Commodities exchange on the way
HA NOI — Derivative exchange, considered a new investment channel for local business in the gloomy economy, will take a leap in the domestic commodity market next year.
Nguyen Duy Phuong, director of the Viet Nam Commodities Exchange (VNX), made the above statement at a conference held in the capital on Tuesday.
At the event, entitled "Viet Nam's Economy 2011 and Prospects for 2012 - Opportunities for Commodities Exchange", Phuong estimated that the number of VNX accounts would surge from the current 1,385, worth VND7 trillion (US$333.3 million), to roughly 5,500 accounts worth VND18.6 trillion ($885.7 million) next year.
He said that derivative transactions would help customers ensure high product quality and cut transportation and travel costs.
In addition, it would help domestic producers and manufacturers strengthen their positions in negotiating with foreign partners.
Launched earlier this year, the domestic commodity exchange has remained unpopular locally. Currently, 41.3 per cent of transactions via the VNX include rubber trading while 58.6 per cent focus on coffee.
Domestic businesses at present only use the derivative exchange as a brokerage with foreign customers while it should in fact also serve as a chain providing commodities and logistics.
Phuong expected the market to improve significantly next year when the VNX joins hands with banks, goods evaluation and logistics companies and completed a warehouse system to meet investor exchange and storage demands.
The VNX has also signed a co-operation agreement with the Viet Nam Chamber of Commerce and Industry's Enterprise Development Institute to implement programmes focused on attracting additional investors.
Commodities not stocks
Investors should consider choosing the commodity market as an investment channel instead of real estate or the stock market, a finance professor said yesterday at an international conference held in HCM City.

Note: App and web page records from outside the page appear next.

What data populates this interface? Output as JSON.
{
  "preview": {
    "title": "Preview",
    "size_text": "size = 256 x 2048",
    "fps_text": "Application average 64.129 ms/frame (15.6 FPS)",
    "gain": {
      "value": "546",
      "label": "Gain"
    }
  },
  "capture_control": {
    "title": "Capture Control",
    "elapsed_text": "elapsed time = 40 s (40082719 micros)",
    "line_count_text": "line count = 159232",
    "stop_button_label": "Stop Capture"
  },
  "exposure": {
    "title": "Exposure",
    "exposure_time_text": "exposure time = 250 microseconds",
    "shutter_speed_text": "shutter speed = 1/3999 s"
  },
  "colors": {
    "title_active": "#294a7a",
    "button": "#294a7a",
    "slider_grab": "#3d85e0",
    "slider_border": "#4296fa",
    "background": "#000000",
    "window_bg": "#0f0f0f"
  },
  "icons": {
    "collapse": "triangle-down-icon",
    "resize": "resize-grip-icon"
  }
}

Steve Ohana, who teaches at ESCP Europe Business School, said for the short to medium-term, the current environment was not favourable for investing in commodities.

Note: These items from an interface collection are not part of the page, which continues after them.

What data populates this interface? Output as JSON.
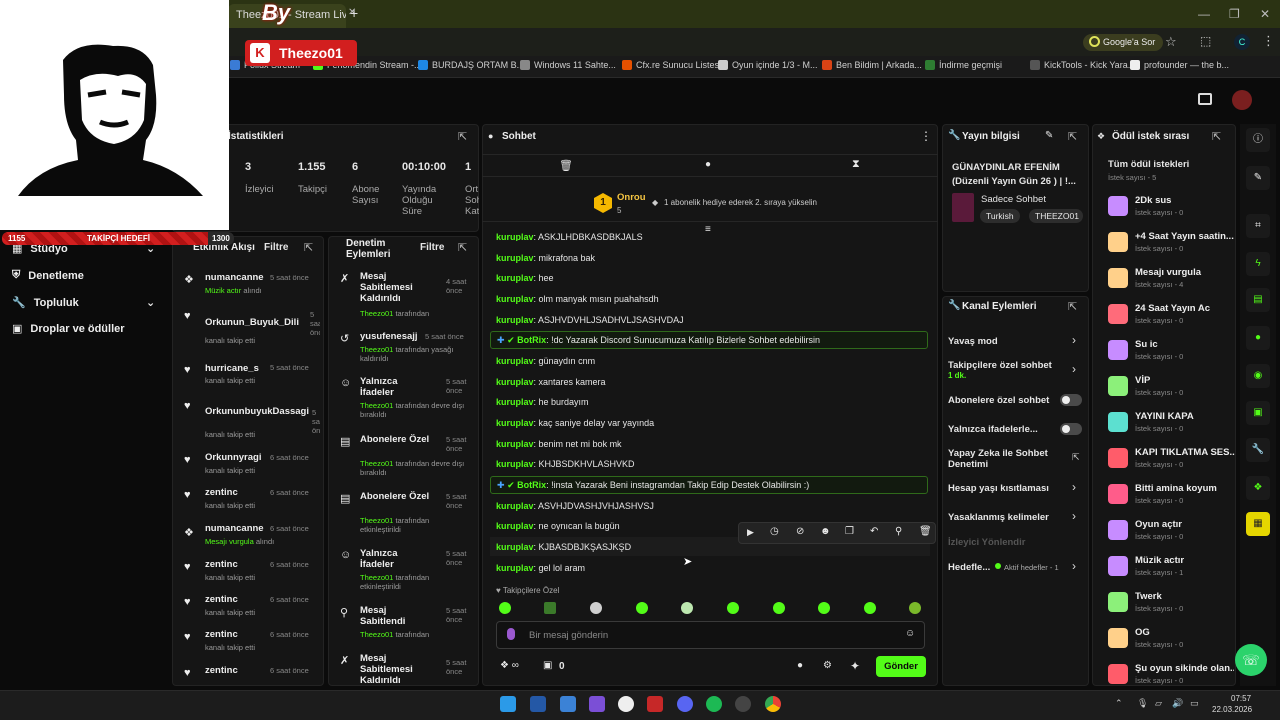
{
  "browser": {
    "tab_title": "Theezo01 - Stream Live",
    "google_sor": "Google'a Sor",
    "profile_initial": "C",
    "bookmarks": [
      {
        "label": "Pollux Stream",
        "color": "#3a7bd5"
      },
      {
        "label": "Fenomendin Stream -...",
        "color": "#53fc18"
      },
      {
        "label": "BURDAJŞ ORTAM B...",
        "color": "#1e88e5"
      },
      {
        "label": "Windows 11 Sahte...",
        "color": "#888888"
      },
      {
        "label": "Cfx.re Sunucu Listesi",
        "color": "#e65100"
      },
      {
        "label": "Oyun içinde 1/3 - M...",
        "color": "#cccccc"
      },
      {
        "label": "Ben Bildim | Arkada...",
        "color": "#d84315"
      },
      {
        "label": "İndirme geçmişi",
        "color": "#2e7d32"
      },
      {
        "label": "KickTools - Kick Yara...",
        "color": "#555555"
      },
      {
        "label": "profounder — the b...",
        "color": "#eeeeee"
      }
    ]
  },
  "overlay": {
    "streamer_name": "Theezo01",
    "by_text": "By",
    "follow_goal_label": "TAKİPÇİ HEDEFİ",
    "follow_goal_current": "1155",
    "follow_goal_target": "1300",
    "follow_goal_progress": 0.888
  },
  "nav": {
    "items": [
      {
        "label": "Stüdyo"
      },
      {
        "label": "Denetleme"
      },
      {
        "label": "Topluluk"
      },
      {
        "label": "Droplar ve ödüller"
      }
    ]
  },
  "stats": {
    "title": "İstatistikleri",
    "values": [
      {
        "value": "3",
        "label": "İzleyici"
      },
      {
        "value": "1.155",
        "label": "Takipçi"
      },
      {
        "value": "6",
        "label": "Abone Sayısı"
      },
      {
        "value": "00:10:00",
        "label": "Yayında Olduğu Süre"
      },
      {
        "value": "1",
        "label": "Ort Soh Kat"
      }
    ]
  },
  "activity": {
    "title": "Etkinlik Akışı",
    "filter": "Filtre",
    "items": [
      {
        "icon": "gift-icon",
        "name": "numancanne",
        "time": "5 saat önce",
        "hl": "Müzik actır",
        "sub": " alındı"
      },
      {
        "icon": "heart-icon",
        "name": "Orkunun_Buyuk_Dili",
        "time": "5 saat önce",
        "hl": "",
        "sub": "kanalı takip etti"
      },
      {
        "icon": "heart-icon",
        "name": "hurricane_s",
        "time": "5 saat önce",
        "hl": "",
        "sub": "kanalı takip etti"
      },
      {
        "icon": "heart-icon",
        "name": "OrkununbuyukDassagi",
        "time": "5 saat önce",
        "hl": "",
        "sub": "kanalı takip etti"
      },
      {
        "icon": "heart-icon",
        "name": "Orkunnyragi",
        "time": "6 saat önce",
        "hl": "",
        "sub": "kanalı takip etti"
      },
      {
        "icon": "heart-icon",
        "name": "zentinc",
        "time": "6 saat önce",
        "hl": "",
        "sub": "kanalı takip etti"
      },
      {
        "icon": "gift-icon",
        "name": "numancanne",
        "time": "6 saat önce",
        "hl": "Mesajı vurgula",
        "sub": " alındı"
      },
      {
        "icon": "heart-icon",
        "name": "zentinc",
        "time": "6 saat önce",
        "hl": "",
        "sub": "kanalı takip etti"
      },
      {
        "icon": "heart-icon",
        "name": "zentinc",
        "time": "6 saat önce",
        "hl": "",
        "sub": "kanalı takip etti"
      },
      {
        "icon": "heart-icon",
        "name": "zentinc",
        "time": "6 saat önce",
        "hl": "",
        "sub": "kanalı takip etti"
      },
      {
        "icon": "heart-icon",
        "name": "zentinc",
        "time": "6 saat önce",
        "hl": "",
        "sub": ""
      }
    ]
  },
  "moderation": {
    "title": "Denetim Eylemleri",
    "filter": "Filtre",
    "items": [
      {
        "name": "Mesaj Sabitlemesi Kaldırıldı",
        "time": "4 saat önce",
        "actor": "Theezo01",
        "sub": " tarafından"
      },
      {
        "name": "yusufenesajj",
        "time": "5 saat önce",
        "actor": "Theezo01",
        "sub": " tarafından yasağı kaldırıldı"
      },
      {
        "name": "Yalnızca İfadeler",
        "time": "5 saat önce",
        "actor": "Theezo01",
        "sub": " tarafından devre dışı bırakıldı"
      },
      {
        "name": "Abonelere Özel",
        "time": "5 saat önce",
        "actor": "Theezo01",
        "sub": " tarafından devre dışı bırakıldı"
      },
      {
        "name": "Abonelere Özel",
        "time": "5 saat önce",
        "actor": "Theezo01",
        "sub": " tarafından etkinleştirildi"
      },
      {
        "name": "Yalnızca İfadeler",
        "time": "5 saat önce",
        "actor": "Theezo01",
        "sub": " tarafından etkinleştirildi"
      },
      {
        "name": "Mesaj Sabitlendi",
        "time": "5 saat önce",
        "actor": "Theezo01",
        "sub": " tarafından"
      },
      {
        "name": "Mesaj Sabitlemesi Kaldırıldı",
        "time": "5 saat önce",
        "actor": "",
        "sub": ""
      }
    ]
  },
  "chat": {
    "title": "Sohbet",
    "top_user": "Onrou",
    "top_rank": "1",
    "top_count": "5",
    "gift_text": "1 abonelik hediye ederek 2. sıraya yükselin",
    "lines": [
      {
        "user": "kuruplav",
        "text": "ASKJLHDBKASDBKJALS",
        "bot": false
      },
      {
        "user": "kuruplav",
        "text": "mikrafona bak",
        "bot": false
      },
      {
        "user": "kuruplav",
        "text": "hee",
        "bot": false
      },
      {
        "user": "kuruplav",
        "text": "olm manyak mısın puahahsdh",
        "bot": false
      },
      {
        "user": "kuruplav",
        "text": "ASJHVDVHLJSADHVLJSASHVDAJ",
        "bot": false
      },
      {
        "user": "BotRix",
        "text": "!dc Yazarak Discord Sunucumuza Katılıp Bizlerle Sohbet edebilirsin",
        "bot": true
      },
      {
        "user": "kuruplav",
        "text": "günaydın cnm",
        "bot": false
      },
      {
        "user": "kuruplav",
        "text": "xantares kamera",
        "bot": false
      },
      {
        "user": "kuruplav",
        "text": "he burdayım",
        "bot": false
      },
      {
        "user": "kuruplav",
        "text": "kaç saniye delay var yayında",
        "bot": false
      },
      {
        "user": "kuruplav",
        "text": "benim net mi bok mk",
        "bot": false
      },
      {
        "user": "kuruplav",
        "text": "KHJBSDKHVLASHVKD",
        "bot": false
      },
      {
        "user": "BotRix",
        "text": "!insta Yazarak Beni instagramdan Takip Edip Destek Olabilirsin :)",
        "bot": true
      },
      {
        "user": "kuruplav",
        "text": "ASVHJDVASHJVHJASHVSJ",
        "bot": false
      },
      {
        "user": "kuruplav",
        "text": "ne oynıcan la bugün",
        "bot": false
      },
      {
        "user": "kuruplav",
        "text": "KJBASDBJKŞASJKŞD",
        "bot": false
      },
      {
        "user": "kuruplav",
        "text": "gel lol aram",
        "bot": false
      }
    ],
    "followers_only": "Takipçilere Özel",
    "input_placeholder": "Bir mesaj gönderin",
    "points": "0",
    "send": "Gönder"
  },
  "stream_info": {
    "title": "Yayın bilgisi",
    "stream_title": "GÜNAYDINLAR EFENİM (Düzenli Yayın Gün 26 ) | !...",
    "category": "Sadece Sohbet",
    "tags": [
      "Turkish",
      "THEEZO01"
    ]
  },
  "channel_actions": {
    "title": "Kanal Eylemleri",
    "items": [
      {
        "label": "Yavaş mod",
        "sub": "",
        "type": "chevron"
      },
      {
        "label": "Takipçilere özel sohbet",
        "sub": "1 dk.",
        "type": "chevron"
      },
      {
        "label": "Abonelere özel sohbet",
        "sub": "",
        "type": "toggle"
      },
      {
        "label": "Yalnızca ifadelerle...",
        "sub": "",
        "type": "toggle"
      },
      {
        "label": "Yapay Zeka ile Sohbet Denetimi",
        "sub": "",
        "type": "external"
      },
      {
        "label": "Hesap yaşı kısıtlaması",
        "sub": "",
        "type": "chevron"
      },
      {
        "label": "Yasaklanmış kelimeler",
        "sub": "",
        "type": "chevron"
      },
      {
        "label": "İzleyici Yönlendir",
        "sub": "",
        "type": "disabled"
      },
      {
        "label": "Hedefle...",
        "sub": "Aktif hedefler - 1",
        "type": "goal"
      }
    ]
  },
  "rewards": {
    "title": "Ödül istek sırası",
    "all_label": "Tüm ödül istekleri",
    "all_count": "İstek sayısı - 5",
    "items": [
      {
        "name": "2Dk sus",
        "count": "İstek sayısı - 0",
        "color": "#c78cff"
      },
      {
        "name": "+4 Saat Yayın saatin...",
        "count": "İstek sayısı - 0",
        "color": "#ffd08a"
      },
      {
        "name": "Mesajı vurgula",
        "count": "İstek sayısı - 4",
        "color": "#ffd08a"
      },
      {
        "name": "24 Saat Yayın Ac",
        "count": "İstek sayısı - 0",
        "color": "#ff6b7a"
      },
      {
        "name": "Su ic",
        "count": "İstek sayısı - 0",
        "color": "#c78cff"
      },
      {
        "name": "VİP",
        "count": "İstek sayısı - 0",
        "color": "#8cf07a"
      },
      {
        "name": "YAYINI KAPA",
        "count": "İstek sayısı - 0",
        "color": "#5ce0d0"
      },
      {
        "name": "KAPI TIKLATMA SES...",
        "count": "İstek sayısı - 0",
        "color": "#ff5c6a"
      },
      {
        "name": "Bitti amina koyum",
        "count": "İstek sayısı - 0",
        "color": "#ff5c8a"
      },
      {
        "name": "Oyun açtır",
        "count": "İstek sayısı - 0",
        "color": "#c78cff"
      },
      {
        "name": "Müzik actır",
        "count": "İstek sayısı - 1",
        "color": "#c78cff"
      },
      {
        "name": "Twerk",
        "count": "İstek sayısı - 0",
        "color": "#8cf07a"
      },
      {
        "name": "OG",
        "count": "İstek sayısı - 0",
        "color": "#ffd08a"
      },
      {
        "name": "Şu oyun sikinde olan...",
        "count": "İstek sayısı - 0",
        "color": "#ff5c6a"
      }
    ]
  },
  "taskbar": {
    "time": "07:57",
    "date": "22.03.2026"
  }
}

Organised by the French-Vietnamese Centre for Management Education (CFVG), the conference attracted the interest of managers and senior officers from the banking and financial industry in HCM City.
Ohana said that industrial metals and soft commodities (grains in particular) offered dull investment prospects due to the combination of a bad-growth outlook in Europe and China, and the rally of the US dollar against most other currencies.
However, it could improve next year.
"As for gold, I would not advise investing in the short term in the current deflationary context," he said. "However, in the long-term, this is a good asset to hold against the threat of currency debasement that is looming in most industrialised countries."
Commodity markets are not an attractive investment channel because regulations to make it more transparent still do not exist. Thus, investors don't trust the market.
Ohana advised investors to be wary of large rises in the commodity market caused by minor trends or liquidity conditions on the market.
As commodities have become sensitive to liquidity conditions, signs of liquidity degradation should be actively monitored as an indicator of downside risk.
At the conference, a representative of the Viet Nam Commodity Exchange, the first commodity exchange to be licensed in the country by the Ministry of Industry and Trade, mentioned several factors that affect commodity prices in Viet Nam.
The price of commodities this year has been influenced by the turbulent financial market, natural disasters, political tensions and local government policies around the world.
These include the sovereign debt crisis in the Eurozone, the US economy (budget deficit and unemployment), political unrest in the Middle East, and natural disasters in Japan and Thailand.
World markets are in turmoil amid renewed concerns that the fragile US economy and a debt-ridden Eurozone could plunge into a new recession.
In 2012, the outlook for the global economy could be negative, and commodity prices could be affected, he said. — VNS